* **SUPPLIED RECORDS**:
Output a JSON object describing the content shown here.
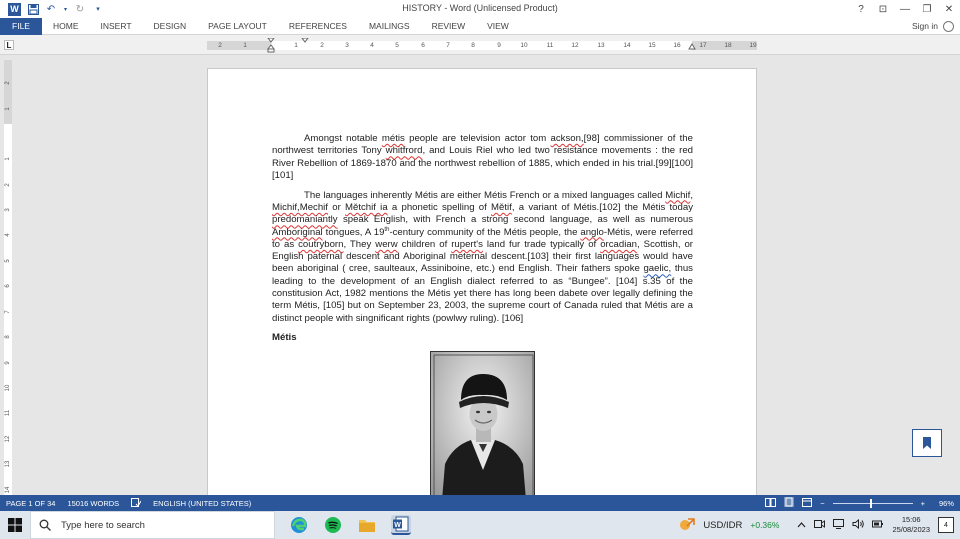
{
  "window": {
    "title": "HISTORY - Word (Unlicensed Product)",
    "controls": {
      "help": "?",
      "restore_ribbon": "⊡",
      "minimize": "—",
      "restore": "❐",
      "close": "✕"
    }
  },
  "ribbon": {
    "tabs": [
      {
        "label": "FILE"
      },
      {
        "label": "HOME"
      },
      {
        "label": "INSERT"
      },
      {
        "label": "DESIGN"
      },
      {
        "label": "PAGE LAYOUT"
      },
      {
        "label": "REFERENCES"
      },
      {
        "label": "MAILINGS"
      },
      {
        "label": "REVIEW"
      },
      {
        "label": "VIEW"
      }
    ],
    "sign_in": "Sign in"
  },
  "ruler": {
    "tab_selector": "L",
    "numbers": [
      "2",
      "1",
      "1",
      "2",
      "3",
      "4",
      "5",
      "6",
      "7",
      "8",
      "9",
      "10",
      "11",
      "12",
      "13",
      "14",
      "15",
      "16",
      "17",
      "18",
      "19"
    ]
  },
  "document": {
    "p1": {
      "a": "Amongst notable ",
      "e1": "métis",
      "b": " people are television actor tom ",
      "e2": "ackson,",
      "c": "[98] commissioner of the northwest territories Tony ",
      "e3": "whitfrord",
      "d": ", and Louis Riel who led two resistance movements : the red River Rebellion of 1869-1870 and the northwest rebellion of 1885, which ended in his trial.[99][100][101]"
    },
    "p2": {
      "a": "The languages inherently Métis are either Métis French or a mixed languages called ",
      "e1": "Michif",
      "b": ", ",
      "e2": "Michif,Mechif",
      "c": " or ",
      "e3": "Mětchif ia",
      "d": " a phonetic spelling of ",
      "e4": "Mětif",
      "e": ", a variant of Métis.[102] the Métis today ",
      "e5": "predomaniantly",
      "f": " speak English, with French a strong second language, as well as numerous ",
      "e6": "Amboriginal",
      "g": " tongues, A 19",
      "sup": "th",
      "h": "-century community of the Métis people, the ",
      "e7": "anglo",
      "i": "-Métis, were referred to as ",
      "e8": "coutryborn",
      "j": ", They ",
      "e9": "werw",
      "k": " children of ",
      "e10": "rupert's",
      "l": " land fur trade typically of ",
      "e11": "orcadian",
      "m": ", Scottish, or English paternal descent and Aboriginal meternal descent.[103] their first languages would have been aboriginal ( cree, saulteaux, Assiniboine, etc.) end English. Their fathers spoke ",
      "e12": "gaelic,",
      "n": " thus leading to the development of an English dialect referred to as “Bungee”. [104] s.35 of the constitusion Act, 1982 mentions the Métis yet there has long been dabete over legally defining the term Métis, [105] but on September 23, 2003, the supreme court of Canada ruled that Métis are a distinct people with singnificant rights (powlwy ruling). [106]"
    },
    "heading": "Métis"
  },
  "status_bar": {
    "page": "PAGE 1 OF 34",
    "words": "15016 WORDS",
    "language": "ENGLISH (UNITED STATES)",
    "zoom_minus": "−",
    "zoom_plus": "+",
    "zoom": "96%",
    "zoom_level": 0.96
  },
  "taskbar": {
    "search_placeholder": "Type here to search",
    "ticker": "USD/IDR",
    "ticker_change": "+0.36%",
    "time": "15:06",
    "date": "25/08/2023",
    "notifications": "4"
  },
  "colors": {
    "accent": "#2b579a"
  }
}
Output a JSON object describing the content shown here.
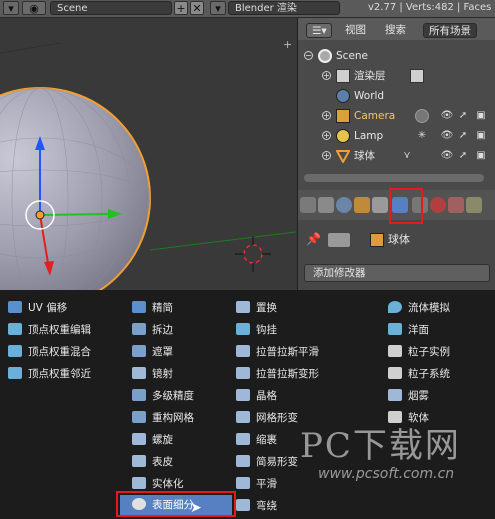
{
  "header": {
    "scene_label": "Scene",
    "add_symbol": "+",
    "close_symbol": "✕",
    "engine_label": "Blender 渲染",
    "version_stats": "v2.77 | Verts:482 | Faces"
  },
  "outliner": {
    "tabs": [
      "视图",
      "搜索",
      "所有场景"
    ],
    "rows": [
      {
        "label": "Scene",
        "icon": "scene-icon"
      },
      {
        "label": "渲染层",
        "icon": "render-layers-icon"
      },
      {
        "label": "World",
        "icon": "world-icon"
      },
      {
        "label": "Camera",
        "icon": "camera-icon"
      },
      {
        "label": "Lamp",
        "icon": "lamp-icon"
      },
      {
        "label": "球体",
        "icon": "mesh-icon"
      }
    ]
  },
  "properties": {
    "object_name": "球体",
    "add_modifier_label": "添加修改器"
  },
  "modifier_menu": {
    "col1": [
      "UV 偏移",
      "顶点权重编辑",
      "顶点权重混合",
      "顶点权重邻近"
    ],
    "col2": [
      "精简",
      "拆边",
      "遮罩",
      "镜射",
      "多级精度",
      "重构网格",
      "螺旋",
      "表皮",
      "实体化",
      "表面细分"
    ],
    "col3": [
      "置换",
      "钩挂",
      "拉普拉斯平滑",
      "拉普拉斯变形",
      "晶格",
      "网格形变",
      "缩裹",
      "简易形变",
      "平滑",
      "弯绕"
    ],
    "col4": [
      "流体模拟",
      "洋面",
      "粒子实例",
      "粒子系统",
      "烟雾",
      "软体"
    ],
    "highlighted": "表面细分"
  },
  "watermark": {
    "title": "PC下载网",
    "url": "www.pcsoft.com.cn"
  },
  "colors": {
    "highlight": "#5680c2",
    "annotation_red": "#e21b1b",
    "selection_orange": "#f0a030"
  }
}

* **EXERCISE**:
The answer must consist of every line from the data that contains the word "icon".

* **THE ANSWER**:
        "icon": "scene-icon"
        "icon": "render-layers-icon"
        "icon": "world-icon"
        "icon": "camera-icon"
        "icon": "lamp-icon"
        "icon": "mesh-icon"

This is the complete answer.